My review of three books on Special Operations in The Australian and the implications for further militarisation of our police forces.
‘I am a sucker for boot-camp training stories in all their heartbreak, bastardry and triumph. The first half of Stanley Kubrick’s movie Full Metal Jacket is almost perfect, only improved by the knowledge that R. Lee Ermey as the senior drill instructor was a real US Marine Corps drill sergeant. The answer to the oft-asked question, were Marine Corps drill instructors really like that? Hell yeah!
That feeling of reality is also what makes these insider stories of men with guns fascinating….’
Watch Over Me is now available as an audio book. Here’s a link to an audio excerpt.
Best Australian Stories 2015 is now available. It’s a cracker this year and I’m thrilled that my (very) short story – my first microfiction – 2 or 3 Things I Know About You is included. And yes, the title is a reference to Jean Luc Godard, though the film director in the story is not Godard. Worth checking out this collection.
My story The Trillion Pearl Choker has been published in the Elemental edition of Sydney University’s Southerly Journal.
“The Land of Parrots had had it coming for a long time, people said….
As with many seismic changes the rumbles barely registered at first.”
‘Elemental is concerned with our experience of the elements in an era of climate change. The four elements of classical thought (earth, fire, water, air) align with what we now call four states of matter and hence to what is termed the “material turn” in contemporary debates in the humanities. This material turn seeks new ways of understanding the physical world and is motivated by the urgency of shared vulnerability on the planet.
In Australia this experience of extreme weather, including floods and fires, embroils the entire ecosystem including literary ecologies. This issue considers a range of Australian writers who address the modern experience of the elements in their volatility and magnificence, raising questions, recording and responding to the matter as the matter at hand.’
Must Australia Always Be Imaginary: Cartography as Creation in Peter Carey’s ‘Do You Love Me?’ My first academic journal article, drawn from research for my exegesis, published in the June 2015 edition of Antipodes: A global journal of Australian/NZ literature.

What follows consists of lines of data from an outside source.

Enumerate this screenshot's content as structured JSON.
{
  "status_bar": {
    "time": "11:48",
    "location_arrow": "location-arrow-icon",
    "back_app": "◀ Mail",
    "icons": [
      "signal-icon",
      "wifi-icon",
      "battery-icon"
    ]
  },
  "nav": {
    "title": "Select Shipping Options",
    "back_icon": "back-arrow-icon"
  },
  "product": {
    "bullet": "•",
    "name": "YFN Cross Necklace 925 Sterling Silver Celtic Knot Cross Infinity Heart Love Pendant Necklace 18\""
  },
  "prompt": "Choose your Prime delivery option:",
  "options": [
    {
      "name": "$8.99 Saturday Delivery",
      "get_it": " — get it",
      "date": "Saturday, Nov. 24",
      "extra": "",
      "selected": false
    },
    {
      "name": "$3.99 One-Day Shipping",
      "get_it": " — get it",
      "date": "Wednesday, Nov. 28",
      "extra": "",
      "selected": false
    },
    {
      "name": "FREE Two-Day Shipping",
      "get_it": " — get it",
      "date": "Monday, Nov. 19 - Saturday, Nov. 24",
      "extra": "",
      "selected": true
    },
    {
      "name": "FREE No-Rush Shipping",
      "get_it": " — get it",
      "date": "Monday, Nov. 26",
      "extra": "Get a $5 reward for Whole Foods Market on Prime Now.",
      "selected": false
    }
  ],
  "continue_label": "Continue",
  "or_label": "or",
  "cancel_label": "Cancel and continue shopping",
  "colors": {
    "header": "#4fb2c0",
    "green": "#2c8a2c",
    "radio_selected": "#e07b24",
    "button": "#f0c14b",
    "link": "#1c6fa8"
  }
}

Japanese submarines and why we need to make sure we don’t end up with the submarine equivalent of coal-fired power stations – on The Strategist, the blog of the Australian Strategic Policy Institute.
My latest article and my first time writing for The Diplomat, a magazine I’ve long admired ever since the time, years ago, when it was still produced in hard copy in Australia.